127.0.0.1 localhost.my.domain localhost
127.0.0.1 yourhostname.my.domain yourhostname
so on, so forth
With this you can just ping your remote windows machines via its hostname instead of their IPs.
In your /etc/samba/smb.conf, it is already defined by default under the [global] settings:
server string = Samba Server %v
and make sure that security = share
is there to allow your windows machines to have full access to the share you will define under Share Definitions such as this:
comment = Central Data Folder
path = /usr/data
public = yes
read only = no
create mode = 0777
directory mode = 0777
Then put the appropriate directory permissions:
#mkdir -m 1777 /usr/data
#chmod 1777 /usr/data
The "1" will add sticky bit so that the owner (the one that created) the files and directory has only the capacity to delete.
to test for errors in your smb.conf.
To test your samba server:
#smbclient -L localhost
This should list the share you defined and what host is the master browser and including your workgroup such as this:
obsd c:\># smbclient -L localhost
added interface ip=192.168.0.1 bcast=192.168.0.255 nmask=255.255.255.0
Domain=[WORKGROUP] OS=[Unix] Server=[Samba 2.2.10]
Sharename Type Comment
--------- ---- -------
tmp Disk Temporary file space
IPC$ IPC IPC Service (Samba Server)
ADMIN$ Disk IPC Service (Samba Server)
OBSD Samba Server
Always restart your samba server whenever changes are made in smb.conf.
#kill -1 `cat /var/run/smbd.pid`
If you have lmhosts file in your windows boxes with a format like /etc/hosts, you can ping the mandrake box by using its hostname but without this, ping only using its IP address.

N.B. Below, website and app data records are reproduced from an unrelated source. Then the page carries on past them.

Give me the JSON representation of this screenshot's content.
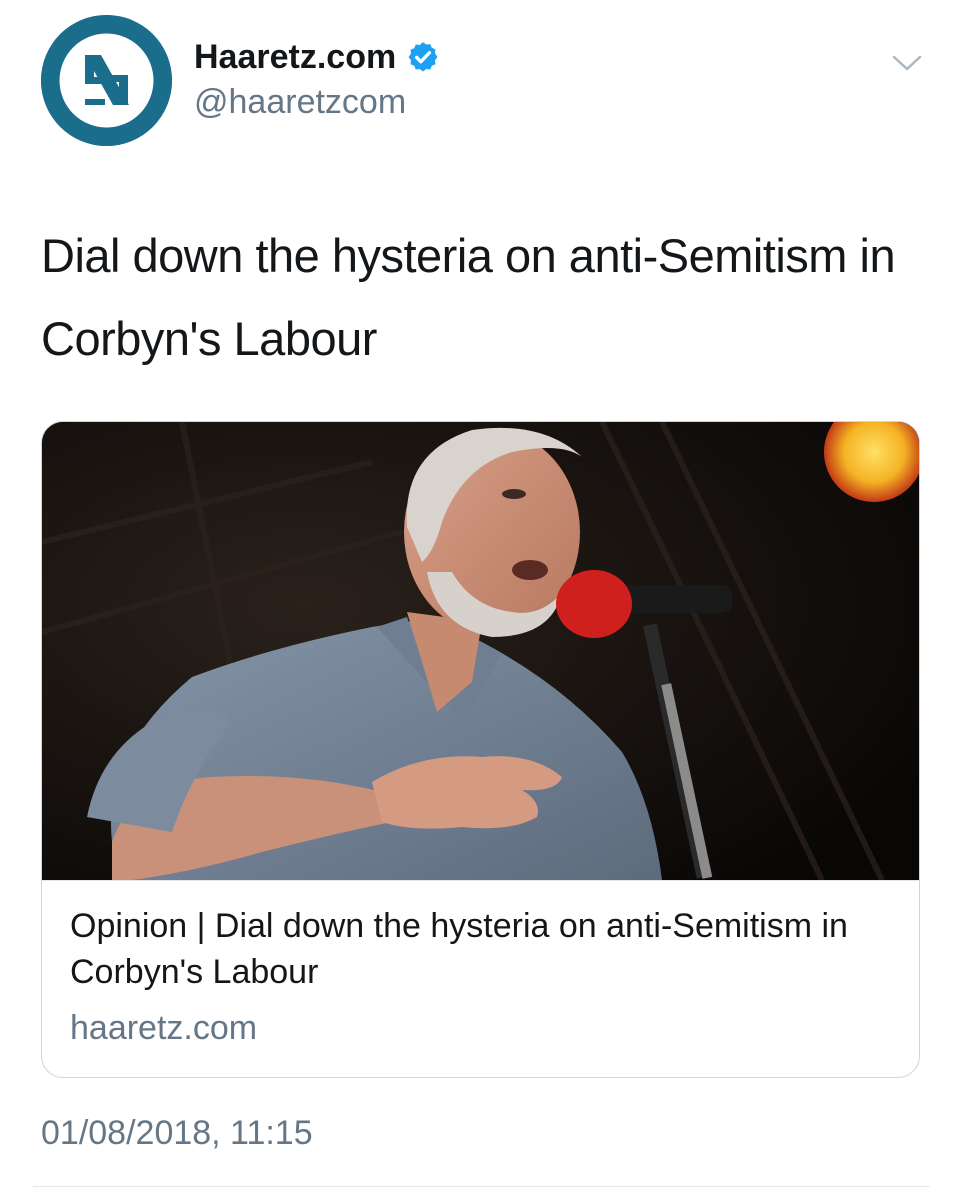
{
  "author": {
    "display_name": "Haaretz.com",
    "handle": "@haaretzcom",
    "verified": true,
    "avatar_icon": "haaretz-logo",
    "avatar_color": "#1b6d8c",
    "verified_color": "#1da1f2"
  },
  "menu_icon": "chevron-down-icon",
  "tweet": {
    "text": "Dial down the hysteria on anti-Semitism in Corbyn's Labour"
  },
  "card": {
    "image_icon": "photo-man-speaking-at-microphone",
    "title": "Opinion | Dial down the hysteria on anti-Semitism in Corbyn's Labour",
    "domain": "haaretz.com"
  },
  "timestamp": "01/08/2018, 11:15",
  "colors": {
    "text_primary": "#14171a",
    "text_secondary": "#657786",
    "border": "#ccd6dd"
  }
}
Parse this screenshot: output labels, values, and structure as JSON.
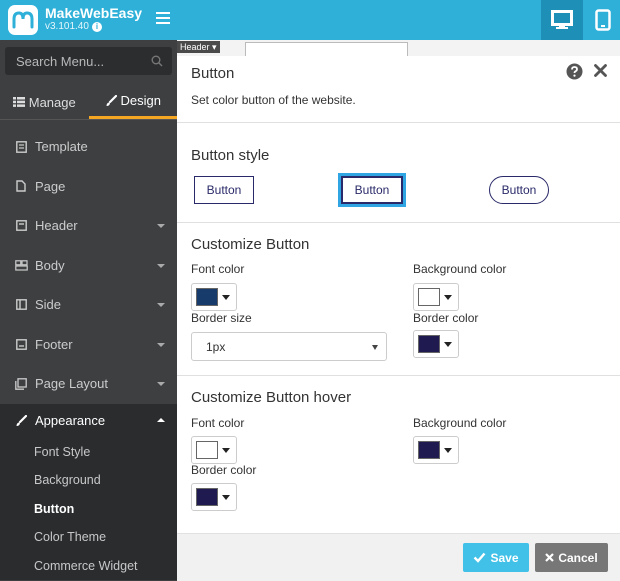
{
  "app": {
    "name": "MakeWebEasy",
    "version": "v3.101.40"
  },
  "topbar": {
    "desktop_icon": "desktop-icon",
    "tablet_icon": "tablet-icon",
    "menu_icon": "hamburger-icon"
  },
  "sidebar": {
    "search_placeholder": "Search Menu...",
    "tabs": [
      {
        "label": "Manage",
        "icon": "list-icon"
      },
      {
        "label": "Design",
        "icon": "brush-icon"
      }
    ],
    "items": [
      {
        "label": "Template",
        "icon": "template-icon"
      },
      {
        "label": "Page",
        "icon": "page-icon"
      },
      {
        "label": "Header",
        "icon": "header-icon"
      },
      {
        "label": "Body",
        "icon": "body-icon"
      },
      {
        "label": "Side",
        "icon": "side-icon"
      },
      {
        "label": "Footer",
        "icon": "footer-icon"
      },
      {
        "label": "Page Layout",
        "icon": "layout-icon"
      },
      {
        "label": "Appearance",
        "icon": "brush-icon"
      }
    ],
    "submenu": [
      "Font Style",
      "Background",
      "Button",
      "Color Theme",
      "Commerce Widget"
    ]
  },
  "canvas": {
    "header_tag": "Header ▾"
  },
  "dialog": {
    "title": "Button",
    "description": "Set color button of the website.",
    "button_style": {
      "title": "Button style",
      "options": [
        "Button",
        "Button",
        "Button"
      ]
    },
    "customize": {
      "title": "Customize Button",
      "font_color_label": "Font color",
      "font_color": "#173c6b",
      "background_color_label": "Background color",
      "background_color": "#ffffff",
      "border_size_label": "Border size",
      "border_size_value": "1px",
      "border_color_label": "Border color",
      "border_color": "#1f1a50"
    },
    "hover": {
      "title": "Customize Button hover",
      "font_color_label": "Font color",
      "font_color": "#ffffff",
      "background_color_label": "Background color",
      "background_color": "#1f1a50",
      "border_color_label": "Border color",
      "border_color": "#1f1a50"
    },
    "save_label": "Save",
    "cancel_label": "Cancel"
  }
}
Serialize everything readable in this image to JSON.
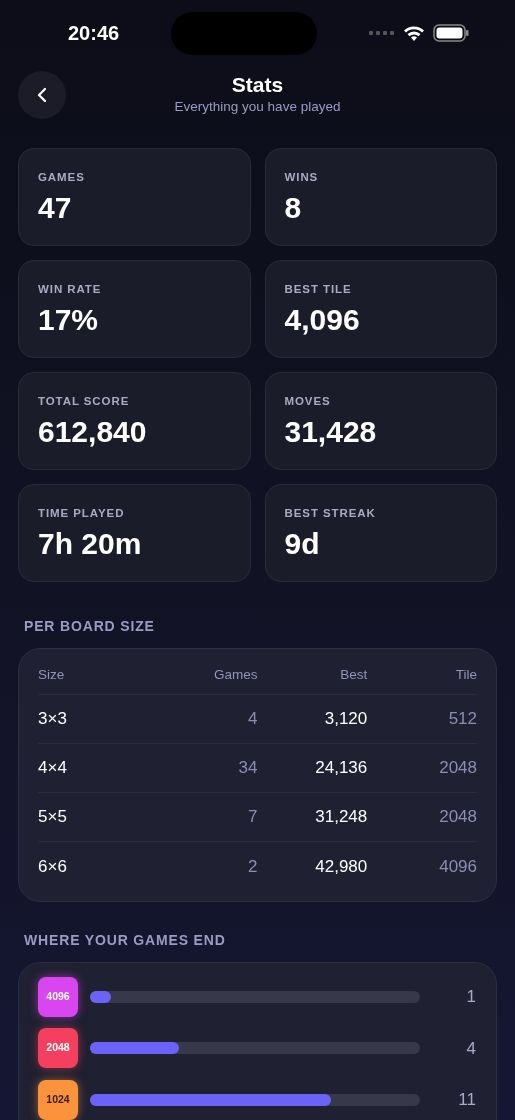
{
  "status_bar": {
    "time": "20:46"
  },
  "header": {
    "title": "Stats",
    "subtitle": "Everything you have played"
  },
  "stats": [
    {
      "label": "GAMES",
      "value": "47"
    },
    {
      "label": "WINS",
      "value": "8"
    },
    {
      "label": "WIN RATE",
      "value": "17%"
    },
    {
      "label": "BEST TILE",
      "value": "4,096"
    },
    {
      "label": "TOTAL SCORE",
      "value": "612,840"
    },
    {
      "label": "MOVES",
      "value": "31,428"
    },
    {
      "label": "TIME PLAYED",
      "value": "7h 20m"
    },
    {
      "label": "BEST STREAK",
      "value": "9d"
    }
  ],
  "board_sizes": {
    "title": "PER BOARD SIZE",
    "columns": [
      "Size",
      "Games",
      "Best",
      "Tile"
    ],
    "rows": [
      [
        "3×3",
        "4",
        "3,120",
        "512"
      ],
      [
        "4×4",
        "34",
        "24,136",
        "2048"
      ],
      [
        "5×5",
        "7",
        "31,248",
        "2048"
      ],
      [
        "6×6",
        "2",
        "42,980",
        "4096"
      ]
    ]
  },
  "game_ends": {
    "title": "WHERE YOUR GAMES END",
    "items": [
      {
        "tile": "4096",
        "color": "#d946ef",
        "dark_text": false,
        "level": 0.065,
        "count": "1"
      },
      {
        "tile": "2048",
        "color": "#f43f5e",
        "dark_text": false,
        "level": 0.27,
        "count": "4"
      },
      {
        "tile": "1024",
        "color": "#fb923c",
        "dark_text": true,
        "level": 0.73,
        "count": "11"
      }
    ]
  }
}
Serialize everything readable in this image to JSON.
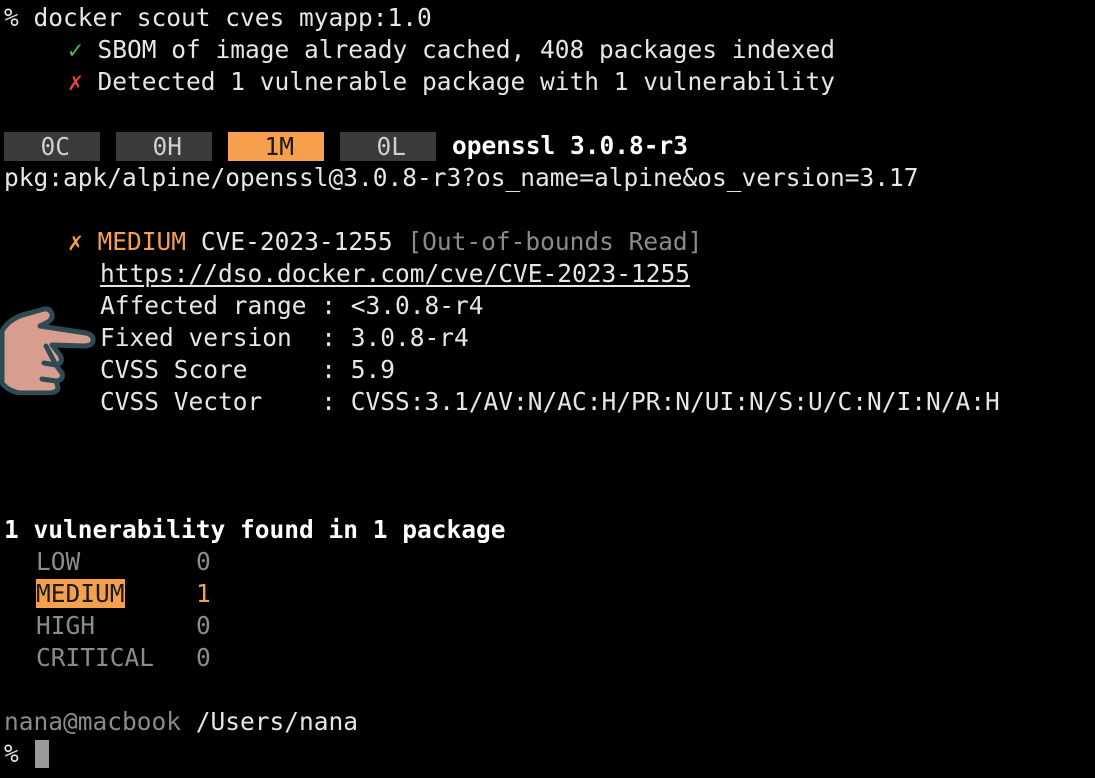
{
  "command": {
    "prompt_symbol": "%",
    "text": "docker scout cves myapp:1.0"
  },
  "status": [
    {
      "icon": "✓",
      "text": "SBOM of image already cached, 408 packages indexed"
    },
    {
      "icon": "✗",
      "text": "Detected 1 vulnerable package with 1 vulnerability"
    }
  ],
  "badges": [
    {
      "label": "0C"
    },
    {
      "label": "0H"
    },
    {
      "label": "1M"
    },
    {
      "label": "0L"
    }
  ],
  "package": {
    "name": "openssl 3.0.8-r3",
    "purl": "pkg:apk/alpine/openssl@3.0.8-r3?os_name=alpine&os_version=3.17"
  },
  "cve": {
    "icon": "✗",
    "severity": "MEDIUM",
    "id": "CVE-2023-1255",
    "type": "[Out-of-bounds Read]",
    "url": "https://dso.docker.com/cve/CVE-2023-1255",
    "details": [
      {
        "key": "Affected range",
        "value": "<3.0.8-r4"
      },
      {
        "key": "Fixed version ",
        "value": "3.0.8-r4"
      },
      {
        "key": "CVSS Score    ",
        "value": "5.9"
      },
      {
        "key": "CVSS Vector   ",
        "value": "CVSS:3.1/AV:N/AC:H/PR:N/UI:N/S:U/C:N/I:N/A:H"
      }
    ]
  },
  "summary": {
    "title": "1 vulnerability found in 1 package",
    "rows": [
      {
        "label": "LOW",
        "count": "0"
      },
      {
        "label": "MEDIUM",
        "count": "1"
      },
      {
        "label": "HIGH",
        "count": "0"
      },
      {
        "label": "CRITICAL",
        "count": "0"
      }
    ]
  },
  "shell": {
    "user_host": "nana@macbook",
    "cwd": "/Users/nana",
    "prompt_symbol": "%"
  },
  "colors": {
    "background": "#000000",
    "success": "#36c24a",
    "error": "#e2453a",
    "medium": "#f6a04d",
    "dim": "#8b8b8b"
  }
}
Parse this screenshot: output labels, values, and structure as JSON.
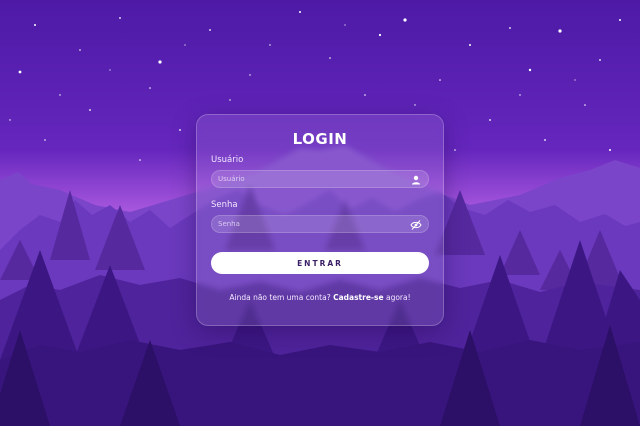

You should be able now to access your mandrake share through My Network Places or Network Neighborhood.
Hope that this helps.